- Adopt a mode share goal for biking to encourage the integration of bicycle transportation needs into all transportation and land use policy and project decisions.
How Are Our Neighbors Doing?
Here’s what happened with the Bike Friendly States rankings in nearby states:
- Arkansas: #37 (#50 in 2012)
- Colorado: #2 (#4 in 2012)
- Iowa: #21 (#16 in 2012)
- Missouri: #30 (#28 in 2012)
- Nebraska: #41 (#43 in 2012)
- Oklahoma: #35 (#43 in 2012)
Other than Colorado, and to a lesser extent Iowa, Kansas is in a pretty low-ranked region.
That doesn’t help. When Kansas legislators look at our peers and see them stuck in the same rut and same regressive thinking, they must think of that as “normal”. It’s not. It’s failing.
Why Should Kansas Become Bicycle-Friendly?
This blurb from the Bicycle Friendly America brochure sums it up pretty well:

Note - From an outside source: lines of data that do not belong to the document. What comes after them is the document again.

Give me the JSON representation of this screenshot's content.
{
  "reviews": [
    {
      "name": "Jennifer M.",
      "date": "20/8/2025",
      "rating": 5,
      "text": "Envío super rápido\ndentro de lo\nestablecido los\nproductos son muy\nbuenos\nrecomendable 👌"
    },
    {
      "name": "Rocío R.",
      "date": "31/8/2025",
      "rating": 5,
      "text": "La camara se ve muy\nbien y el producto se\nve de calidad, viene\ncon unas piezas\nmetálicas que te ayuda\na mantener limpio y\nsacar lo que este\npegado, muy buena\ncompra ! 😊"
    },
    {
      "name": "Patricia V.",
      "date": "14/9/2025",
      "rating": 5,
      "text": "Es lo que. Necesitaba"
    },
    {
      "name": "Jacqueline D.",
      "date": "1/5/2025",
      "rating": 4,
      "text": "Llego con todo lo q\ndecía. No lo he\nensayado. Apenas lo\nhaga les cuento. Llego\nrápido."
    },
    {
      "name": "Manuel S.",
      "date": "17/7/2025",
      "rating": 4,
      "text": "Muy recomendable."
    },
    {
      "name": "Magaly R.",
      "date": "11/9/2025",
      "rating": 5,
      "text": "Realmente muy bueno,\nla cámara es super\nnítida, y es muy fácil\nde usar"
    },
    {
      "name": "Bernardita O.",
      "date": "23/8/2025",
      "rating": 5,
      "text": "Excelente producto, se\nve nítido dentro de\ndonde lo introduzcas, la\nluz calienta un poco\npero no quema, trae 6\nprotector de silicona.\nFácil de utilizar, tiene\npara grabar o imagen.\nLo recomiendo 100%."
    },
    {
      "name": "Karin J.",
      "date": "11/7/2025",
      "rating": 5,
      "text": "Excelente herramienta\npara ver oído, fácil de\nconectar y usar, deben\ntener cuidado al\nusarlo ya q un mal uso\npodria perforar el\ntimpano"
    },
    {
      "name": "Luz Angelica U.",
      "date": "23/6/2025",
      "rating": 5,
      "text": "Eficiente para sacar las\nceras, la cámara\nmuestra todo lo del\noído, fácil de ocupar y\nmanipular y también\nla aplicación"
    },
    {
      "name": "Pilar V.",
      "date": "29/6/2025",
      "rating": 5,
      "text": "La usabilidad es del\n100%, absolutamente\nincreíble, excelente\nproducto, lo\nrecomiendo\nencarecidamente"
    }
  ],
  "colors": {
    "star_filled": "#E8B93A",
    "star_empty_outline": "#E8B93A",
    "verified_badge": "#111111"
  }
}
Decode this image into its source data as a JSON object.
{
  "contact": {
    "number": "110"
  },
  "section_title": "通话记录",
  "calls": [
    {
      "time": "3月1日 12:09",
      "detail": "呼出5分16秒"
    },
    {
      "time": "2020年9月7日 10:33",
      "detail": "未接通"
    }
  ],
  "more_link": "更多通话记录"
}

New businesses and potential residents aren’t just looking at tax rates and school districts anymore; they want to settle in a state with rich outdoor opportunities and safe transportation options for their entire family or workforce. The Bicycle Friendly States program helps government officials and advocates improve bicycling conditions and enhance quality of life.
Bicycling means business: Bicycle tourism can be a major driver of economic development, and corporations can capitalize on reduced healthcare costs. By making streets comfortable and accessible for cyclists, bicycle friendly states increase the afety of all road users and give residents transportation choices that save money and improve health.
Any thoughts on how Kansas can move forward, rather than falling further and further behind?